All of which was forgotten once Krisiun hit the stage. Even the crap sound that the venue assaulted us with couldn't diminish the experience of these Brazilians tearing the place apart. These dudes blasted and shredded their way through a full set and three sets of encores. They ripped through several of their works, from 1998's Apocalyptic Revelation, to 2008's Southern Storm; they dedicated songs to Marty of Bleed Records, and to Dawn of Azazel; they were incredibly grateful for people turning out on a Wednesday night, and repeatedly told us how happy they were to get to Australia (and that hopefully they'll be back again in 2010).

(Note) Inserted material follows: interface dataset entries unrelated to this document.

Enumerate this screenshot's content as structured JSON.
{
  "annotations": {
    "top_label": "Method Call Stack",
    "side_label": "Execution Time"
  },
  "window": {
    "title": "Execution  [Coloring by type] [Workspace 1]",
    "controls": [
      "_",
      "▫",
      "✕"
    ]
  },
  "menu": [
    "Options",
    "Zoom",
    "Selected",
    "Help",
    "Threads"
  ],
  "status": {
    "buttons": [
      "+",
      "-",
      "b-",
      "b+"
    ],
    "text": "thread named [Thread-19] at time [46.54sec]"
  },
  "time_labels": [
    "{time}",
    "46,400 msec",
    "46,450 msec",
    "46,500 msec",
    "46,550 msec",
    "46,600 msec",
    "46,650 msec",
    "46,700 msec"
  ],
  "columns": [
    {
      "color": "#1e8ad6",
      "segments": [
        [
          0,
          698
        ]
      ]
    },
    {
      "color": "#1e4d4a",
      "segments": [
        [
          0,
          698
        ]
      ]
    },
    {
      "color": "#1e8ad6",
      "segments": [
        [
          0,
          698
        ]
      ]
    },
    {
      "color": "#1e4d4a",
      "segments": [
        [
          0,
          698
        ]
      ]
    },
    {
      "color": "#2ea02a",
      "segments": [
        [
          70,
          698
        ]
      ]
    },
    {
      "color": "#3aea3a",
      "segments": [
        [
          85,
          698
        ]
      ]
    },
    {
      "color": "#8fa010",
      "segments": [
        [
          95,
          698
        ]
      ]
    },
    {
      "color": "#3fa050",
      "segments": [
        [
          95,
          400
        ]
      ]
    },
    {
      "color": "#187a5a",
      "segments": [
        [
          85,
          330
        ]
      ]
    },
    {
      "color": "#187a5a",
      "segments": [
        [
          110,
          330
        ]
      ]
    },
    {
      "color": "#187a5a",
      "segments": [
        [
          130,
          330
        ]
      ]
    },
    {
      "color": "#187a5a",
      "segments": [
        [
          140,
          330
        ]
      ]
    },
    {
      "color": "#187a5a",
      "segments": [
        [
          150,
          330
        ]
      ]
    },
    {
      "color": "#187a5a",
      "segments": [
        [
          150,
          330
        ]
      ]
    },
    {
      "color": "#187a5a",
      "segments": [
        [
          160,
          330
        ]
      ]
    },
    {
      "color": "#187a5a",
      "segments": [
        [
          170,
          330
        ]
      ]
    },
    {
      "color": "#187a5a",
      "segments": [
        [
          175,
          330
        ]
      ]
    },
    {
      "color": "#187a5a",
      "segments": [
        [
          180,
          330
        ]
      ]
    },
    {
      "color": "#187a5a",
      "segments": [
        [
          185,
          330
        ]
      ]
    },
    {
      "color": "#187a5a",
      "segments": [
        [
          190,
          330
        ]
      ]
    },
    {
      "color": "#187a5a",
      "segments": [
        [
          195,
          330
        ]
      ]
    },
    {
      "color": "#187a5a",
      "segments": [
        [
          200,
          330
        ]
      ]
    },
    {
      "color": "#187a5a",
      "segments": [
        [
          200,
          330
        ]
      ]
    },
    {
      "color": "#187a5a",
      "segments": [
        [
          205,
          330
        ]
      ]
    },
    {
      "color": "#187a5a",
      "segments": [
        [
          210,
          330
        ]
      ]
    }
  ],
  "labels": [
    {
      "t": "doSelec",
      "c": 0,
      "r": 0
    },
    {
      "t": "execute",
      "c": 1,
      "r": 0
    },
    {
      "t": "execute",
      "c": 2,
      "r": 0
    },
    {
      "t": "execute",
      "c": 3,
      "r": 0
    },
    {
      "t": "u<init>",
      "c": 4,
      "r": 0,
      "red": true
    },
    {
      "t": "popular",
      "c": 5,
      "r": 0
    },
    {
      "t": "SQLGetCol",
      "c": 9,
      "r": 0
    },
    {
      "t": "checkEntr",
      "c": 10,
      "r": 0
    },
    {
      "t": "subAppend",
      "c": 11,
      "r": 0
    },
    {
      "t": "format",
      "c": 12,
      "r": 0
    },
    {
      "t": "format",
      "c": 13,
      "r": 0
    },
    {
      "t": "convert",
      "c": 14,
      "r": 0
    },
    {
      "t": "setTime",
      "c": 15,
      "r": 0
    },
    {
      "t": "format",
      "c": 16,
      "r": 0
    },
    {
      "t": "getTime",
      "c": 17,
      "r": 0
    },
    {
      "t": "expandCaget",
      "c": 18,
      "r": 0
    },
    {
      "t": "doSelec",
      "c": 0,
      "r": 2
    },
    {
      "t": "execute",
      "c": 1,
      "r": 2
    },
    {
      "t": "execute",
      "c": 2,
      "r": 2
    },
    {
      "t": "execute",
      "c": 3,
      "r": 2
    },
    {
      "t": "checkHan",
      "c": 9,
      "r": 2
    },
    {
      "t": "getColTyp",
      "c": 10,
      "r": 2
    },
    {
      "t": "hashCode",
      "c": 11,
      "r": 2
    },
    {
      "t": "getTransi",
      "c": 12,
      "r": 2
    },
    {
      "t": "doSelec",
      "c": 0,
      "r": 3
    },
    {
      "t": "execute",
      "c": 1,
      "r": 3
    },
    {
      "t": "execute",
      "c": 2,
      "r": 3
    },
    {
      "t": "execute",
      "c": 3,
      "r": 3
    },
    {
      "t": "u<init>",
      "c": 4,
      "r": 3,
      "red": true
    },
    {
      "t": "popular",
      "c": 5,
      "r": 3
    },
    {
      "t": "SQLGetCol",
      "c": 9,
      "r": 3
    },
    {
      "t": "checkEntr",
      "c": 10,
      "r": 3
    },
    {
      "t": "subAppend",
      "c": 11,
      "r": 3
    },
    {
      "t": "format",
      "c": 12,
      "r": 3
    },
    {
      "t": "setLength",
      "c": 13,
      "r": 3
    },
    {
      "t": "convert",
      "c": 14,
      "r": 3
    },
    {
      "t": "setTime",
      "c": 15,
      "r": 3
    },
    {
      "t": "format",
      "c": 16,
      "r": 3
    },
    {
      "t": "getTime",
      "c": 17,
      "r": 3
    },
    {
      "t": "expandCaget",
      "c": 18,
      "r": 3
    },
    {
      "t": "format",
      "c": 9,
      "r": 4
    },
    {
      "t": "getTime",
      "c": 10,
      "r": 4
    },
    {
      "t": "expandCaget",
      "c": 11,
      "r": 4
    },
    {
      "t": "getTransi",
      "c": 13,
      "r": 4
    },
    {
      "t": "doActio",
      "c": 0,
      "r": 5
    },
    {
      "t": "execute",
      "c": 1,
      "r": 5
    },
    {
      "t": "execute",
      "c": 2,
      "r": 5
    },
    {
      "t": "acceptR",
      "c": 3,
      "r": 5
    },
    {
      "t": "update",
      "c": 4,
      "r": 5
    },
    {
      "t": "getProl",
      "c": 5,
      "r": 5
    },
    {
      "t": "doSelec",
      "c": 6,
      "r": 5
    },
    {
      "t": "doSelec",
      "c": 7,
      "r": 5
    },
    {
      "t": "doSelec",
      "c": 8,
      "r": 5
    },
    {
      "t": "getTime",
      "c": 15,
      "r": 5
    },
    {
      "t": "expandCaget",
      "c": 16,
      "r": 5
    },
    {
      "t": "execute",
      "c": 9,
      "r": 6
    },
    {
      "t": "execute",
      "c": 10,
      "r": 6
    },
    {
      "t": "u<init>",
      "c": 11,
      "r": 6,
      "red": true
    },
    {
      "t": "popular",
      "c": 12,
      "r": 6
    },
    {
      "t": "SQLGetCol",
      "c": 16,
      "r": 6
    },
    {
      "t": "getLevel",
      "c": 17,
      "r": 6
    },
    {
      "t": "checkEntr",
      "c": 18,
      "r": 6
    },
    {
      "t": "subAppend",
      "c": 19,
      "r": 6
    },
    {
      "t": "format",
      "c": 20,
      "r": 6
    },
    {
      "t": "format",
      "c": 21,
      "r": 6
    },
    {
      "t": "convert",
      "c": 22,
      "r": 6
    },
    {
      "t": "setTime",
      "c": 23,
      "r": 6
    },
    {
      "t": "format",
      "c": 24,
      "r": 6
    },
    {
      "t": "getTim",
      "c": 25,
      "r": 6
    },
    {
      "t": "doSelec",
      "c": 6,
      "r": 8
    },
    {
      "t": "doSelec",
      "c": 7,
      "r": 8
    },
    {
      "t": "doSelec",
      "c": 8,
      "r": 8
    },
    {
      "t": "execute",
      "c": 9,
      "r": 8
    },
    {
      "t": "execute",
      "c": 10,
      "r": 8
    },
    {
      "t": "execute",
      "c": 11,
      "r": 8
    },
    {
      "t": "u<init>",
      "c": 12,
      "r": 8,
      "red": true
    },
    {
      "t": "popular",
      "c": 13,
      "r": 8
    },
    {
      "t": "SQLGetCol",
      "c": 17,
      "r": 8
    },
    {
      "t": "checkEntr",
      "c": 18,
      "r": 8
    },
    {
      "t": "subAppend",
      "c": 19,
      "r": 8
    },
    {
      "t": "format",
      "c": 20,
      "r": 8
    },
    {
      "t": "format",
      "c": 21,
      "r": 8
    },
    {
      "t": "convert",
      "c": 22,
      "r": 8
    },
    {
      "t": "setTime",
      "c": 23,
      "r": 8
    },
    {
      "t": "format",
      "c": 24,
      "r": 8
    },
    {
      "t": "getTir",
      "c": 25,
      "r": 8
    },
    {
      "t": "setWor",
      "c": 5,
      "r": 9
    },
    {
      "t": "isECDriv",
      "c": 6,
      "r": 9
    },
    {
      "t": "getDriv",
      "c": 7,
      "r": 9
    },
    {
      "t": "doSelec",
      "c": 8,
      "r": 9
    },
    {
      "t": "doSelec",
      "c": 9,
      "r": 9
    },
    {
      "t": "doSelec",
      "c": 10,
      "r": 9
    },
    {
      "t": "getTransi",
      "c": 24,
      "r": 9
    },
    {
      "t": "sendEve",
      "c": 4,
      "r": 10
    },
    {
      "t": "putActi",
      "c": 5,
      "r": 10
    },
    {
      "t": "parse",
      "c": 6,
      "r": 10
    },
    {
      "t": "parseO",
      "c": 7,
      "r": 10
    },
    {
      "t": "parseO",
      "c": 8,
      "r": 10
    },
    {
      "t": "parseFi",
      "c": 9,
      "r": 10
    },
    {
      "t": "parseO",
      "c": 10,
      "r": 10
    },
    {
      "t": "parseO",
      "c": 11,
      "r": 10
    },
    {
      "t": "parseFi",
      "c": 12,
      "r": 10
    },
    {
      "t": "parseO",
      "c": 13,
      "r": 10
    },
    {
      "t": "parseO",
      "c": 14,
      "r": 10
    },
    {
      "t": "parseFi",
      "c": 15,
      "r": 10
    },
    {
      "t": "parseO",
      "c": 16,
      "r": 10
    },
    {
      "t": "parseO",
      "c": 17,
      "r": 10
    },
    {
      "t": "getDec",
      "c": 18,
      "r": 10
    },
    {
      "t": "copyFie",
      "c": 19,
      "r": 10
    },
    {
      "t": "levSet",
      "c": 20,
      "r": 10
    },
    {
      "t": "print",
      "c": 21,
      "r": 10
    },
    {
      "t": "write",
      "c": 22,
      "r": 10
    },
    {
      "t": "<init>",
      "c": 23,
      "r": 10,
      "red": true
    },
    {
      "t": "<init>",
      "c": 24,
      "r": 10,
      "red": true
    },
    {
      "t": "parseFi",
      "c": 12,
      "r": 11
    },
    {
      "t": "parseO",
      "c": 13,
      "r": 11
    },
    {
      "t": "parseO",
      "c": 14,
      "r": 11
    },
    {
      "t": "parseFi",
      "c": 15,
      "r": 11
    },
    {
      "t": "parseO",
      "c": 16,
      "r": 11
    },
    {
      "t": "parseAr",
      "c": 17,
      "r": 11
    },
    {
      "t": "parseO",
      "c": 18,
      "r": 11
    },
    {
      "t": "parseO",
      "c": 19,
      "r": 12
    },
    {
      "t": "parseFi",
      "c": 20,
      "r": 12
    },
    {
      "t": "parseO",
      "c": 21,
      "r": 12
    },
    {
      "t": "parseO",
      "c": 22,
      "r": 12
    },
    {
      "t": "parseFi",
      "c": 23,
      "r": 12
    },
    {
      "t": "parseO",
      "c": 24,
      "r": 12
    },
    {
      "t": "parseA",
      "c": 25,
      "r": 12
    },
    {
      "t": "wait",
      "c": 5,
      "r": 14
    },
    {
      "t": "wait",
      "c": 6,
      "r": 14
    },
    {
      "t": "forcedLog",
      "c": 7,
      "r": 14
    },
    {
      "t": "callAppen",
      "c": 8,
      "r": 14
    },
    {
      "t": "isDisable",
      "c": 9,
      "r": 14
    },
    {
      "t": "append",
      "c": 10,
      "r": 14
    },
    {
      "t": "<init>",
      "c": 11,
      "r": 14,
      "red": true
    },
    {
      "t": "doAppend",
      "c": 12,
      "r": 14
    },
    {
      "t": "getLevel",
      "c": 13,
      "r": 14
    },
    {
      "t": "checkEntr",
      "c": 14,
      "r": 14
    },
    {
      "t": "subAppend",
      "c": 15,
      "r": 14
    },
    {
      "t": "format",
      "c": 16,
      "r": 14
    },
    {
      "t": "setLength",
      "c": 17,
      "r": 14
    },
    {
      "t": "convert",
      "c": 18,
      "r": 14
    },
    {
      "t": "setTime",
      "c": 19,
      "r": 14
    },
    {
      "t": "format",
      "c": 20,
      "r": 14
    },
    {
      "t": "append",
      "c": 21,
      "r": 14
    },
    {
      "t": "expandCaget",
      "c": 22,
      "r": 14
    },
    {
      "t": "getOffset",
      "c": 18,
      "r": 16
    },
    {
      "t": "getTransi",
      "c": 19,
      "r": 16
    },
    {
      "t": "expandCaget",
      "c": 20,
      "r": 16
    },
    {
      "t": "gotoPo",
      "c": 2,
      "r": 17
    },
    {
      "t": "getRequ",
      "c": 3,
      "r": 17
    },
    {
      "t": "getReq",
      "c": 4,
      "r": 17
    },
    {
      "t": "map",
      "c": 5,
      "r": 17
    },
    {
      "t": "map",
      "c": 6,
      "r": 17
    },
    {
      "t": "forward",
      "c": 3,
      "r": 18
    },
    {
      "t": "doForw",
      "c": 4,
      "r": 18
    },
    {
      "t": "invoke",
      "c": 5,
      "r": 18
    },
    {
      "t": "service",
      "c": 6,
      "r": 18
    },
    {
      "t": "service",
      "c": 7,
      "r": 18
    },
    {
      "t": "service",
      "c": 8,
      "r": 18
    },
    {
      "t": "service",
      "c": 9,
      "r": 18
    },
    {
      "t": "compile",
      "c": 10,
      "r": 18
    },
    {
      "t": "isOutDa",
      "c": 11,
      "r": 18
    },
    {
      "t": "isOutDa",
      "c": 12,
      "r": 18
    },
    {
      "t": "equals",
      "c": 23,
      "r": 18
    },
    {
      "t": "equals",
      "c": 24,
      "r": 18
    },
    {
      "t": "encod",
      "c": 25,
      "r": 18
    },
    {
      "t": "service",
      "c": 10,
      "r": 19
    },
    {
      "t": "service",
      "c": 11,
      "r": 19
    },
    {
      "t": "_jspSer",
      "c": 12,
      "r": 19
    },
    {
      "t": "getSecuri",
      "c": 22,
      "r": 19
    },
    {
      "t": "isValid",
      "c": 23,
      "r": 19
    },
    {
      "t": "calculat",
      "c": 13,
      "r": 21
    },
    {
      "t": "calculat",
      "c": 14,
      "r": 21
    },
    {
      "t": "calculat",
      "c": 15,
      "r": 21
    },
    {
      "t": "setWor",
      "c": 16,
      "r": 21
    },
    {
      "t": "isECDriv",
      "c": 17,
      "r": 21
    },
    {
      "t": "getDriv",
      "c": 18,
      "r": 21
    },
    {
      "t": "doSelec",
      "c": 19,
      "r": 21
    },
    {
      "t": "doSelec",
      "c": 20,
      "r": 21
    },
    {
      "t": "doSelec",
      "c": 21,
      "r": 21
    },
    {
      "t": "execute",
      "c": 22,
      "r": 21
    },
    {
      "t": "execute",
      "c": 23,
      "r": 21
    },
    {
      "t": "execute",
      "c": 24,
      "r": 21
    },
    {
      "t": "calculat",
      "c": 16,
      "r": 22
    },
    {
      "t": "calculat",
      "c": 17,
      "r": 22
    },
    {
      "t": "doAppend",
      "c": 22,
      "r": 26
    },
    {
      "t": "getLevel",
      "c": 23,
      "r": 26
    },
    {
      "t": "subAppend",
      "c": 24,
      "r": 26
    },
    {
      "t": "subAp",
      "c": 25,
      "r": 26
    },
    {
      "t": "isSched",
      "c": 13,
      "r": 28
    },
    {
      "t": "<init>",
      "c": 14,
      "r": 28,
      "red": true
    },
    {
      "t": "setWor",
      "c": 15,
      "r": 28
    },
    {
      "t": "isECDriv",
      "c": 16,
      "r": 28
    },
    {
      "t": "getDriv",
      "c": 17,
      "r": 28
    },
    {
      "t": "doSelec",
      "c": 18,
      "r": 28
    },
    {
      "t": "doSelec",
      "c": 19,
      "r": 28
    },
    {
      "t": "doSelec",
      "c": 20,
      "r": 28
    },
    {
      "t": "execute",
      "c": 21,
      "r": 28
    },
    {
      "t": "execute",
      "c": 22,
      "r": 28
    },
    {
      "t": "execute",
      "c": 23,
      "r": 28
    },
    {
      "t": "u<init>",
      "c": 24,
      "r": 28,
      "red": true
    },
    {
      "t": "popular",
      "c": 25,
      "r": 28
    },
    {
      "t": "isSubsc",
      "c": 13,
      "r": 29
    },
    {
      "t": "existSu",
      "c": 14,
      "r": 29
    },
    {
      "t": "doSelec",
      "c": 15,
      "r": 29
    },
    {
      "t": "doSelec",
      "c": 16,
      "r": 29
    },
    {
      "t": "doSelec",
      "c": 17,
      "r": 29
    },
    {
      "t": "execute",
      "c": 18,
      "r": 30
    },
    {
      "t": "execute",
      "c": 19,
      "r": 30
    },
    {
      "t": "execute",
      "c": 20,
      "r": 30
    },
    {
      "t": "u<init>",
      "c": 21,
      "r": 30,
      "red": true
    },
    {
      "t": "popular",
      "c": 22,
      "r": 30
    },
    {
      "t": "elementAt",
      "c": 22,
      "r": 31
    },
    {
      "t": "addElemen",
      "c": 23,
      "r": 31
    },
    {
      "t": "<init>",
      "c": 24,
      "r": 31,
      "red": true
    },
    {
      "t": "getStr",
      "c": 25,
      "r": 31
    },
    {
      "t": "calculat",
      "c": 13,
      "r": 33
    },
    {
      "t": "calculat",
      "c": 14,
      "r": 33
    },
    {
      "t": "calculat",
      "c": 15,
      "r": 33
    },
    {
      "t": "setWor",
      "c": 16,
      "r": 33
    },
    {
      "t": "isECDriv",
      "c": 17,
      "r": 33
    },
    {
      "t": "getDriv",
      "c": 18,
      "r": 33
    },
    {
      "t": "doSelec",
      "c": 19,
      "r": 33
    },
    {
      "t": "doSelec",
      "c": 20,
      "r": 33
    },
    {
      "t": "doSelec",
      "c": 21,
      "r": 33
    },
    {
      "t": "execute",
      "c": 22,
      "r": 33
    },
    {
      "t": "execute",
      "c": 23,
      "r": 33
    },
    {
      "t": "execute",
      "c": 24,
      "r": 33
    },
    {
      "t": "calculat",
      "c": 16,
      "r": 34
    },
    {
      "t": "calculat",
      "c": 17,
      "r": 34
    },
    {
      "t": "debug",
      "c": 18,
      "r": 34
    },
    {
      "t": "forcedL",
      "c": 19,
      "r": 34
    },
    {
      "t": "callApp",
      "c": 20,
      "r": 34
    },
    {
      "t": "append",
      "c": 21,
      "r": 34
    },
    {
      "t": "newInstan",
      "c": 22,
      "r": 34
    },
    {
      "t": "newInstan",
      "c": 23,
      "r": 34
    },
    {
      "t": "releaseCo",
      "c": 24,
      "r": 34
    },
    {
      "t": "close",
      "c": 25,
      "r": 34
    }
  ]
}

The punters went hard for the whole set. They yelled and screamed, they hanged their heads hard. In fact, it was such an old school show, that there wasn't a circle pit: people had a bit of a push and shove as you expect and enjoy, but mostly it was mosh and windmill your way through the set. Some of the punters right at the front of the stage hassled and hassled Krisiun to play Apocalyptic Victory (from 1998's Apocalyptic Revelation), to the point where frontman Alex Camargo called on the punters to chill out, saying something like, 'I hear ya man, we're gonna play it. Chill.'

Being an all-ages show and mid-week no less, Krisiun weren't able to play a very long set. This mattered not a jot to the punters, who yelled for the band the moment they stopped playing. This went on three times, vastly extending the set as the band played three or four sets of encores. It wasn't surprising, given how tight the set was, and how much they evidently enjoyed doing what they were doing. Being brothers, I suppose it could work either of two ways: they wouldn't work at all, or they would work brilliantly together. Clearly it's the latter, if their performance is anything to go back. And, with the three brothers being such nice dudes, they had a lot of time for everyone who wanted to talk to them and get their merch signed before they headed off.

Let's hope these guys get out here again next year, because it was really an awesome show.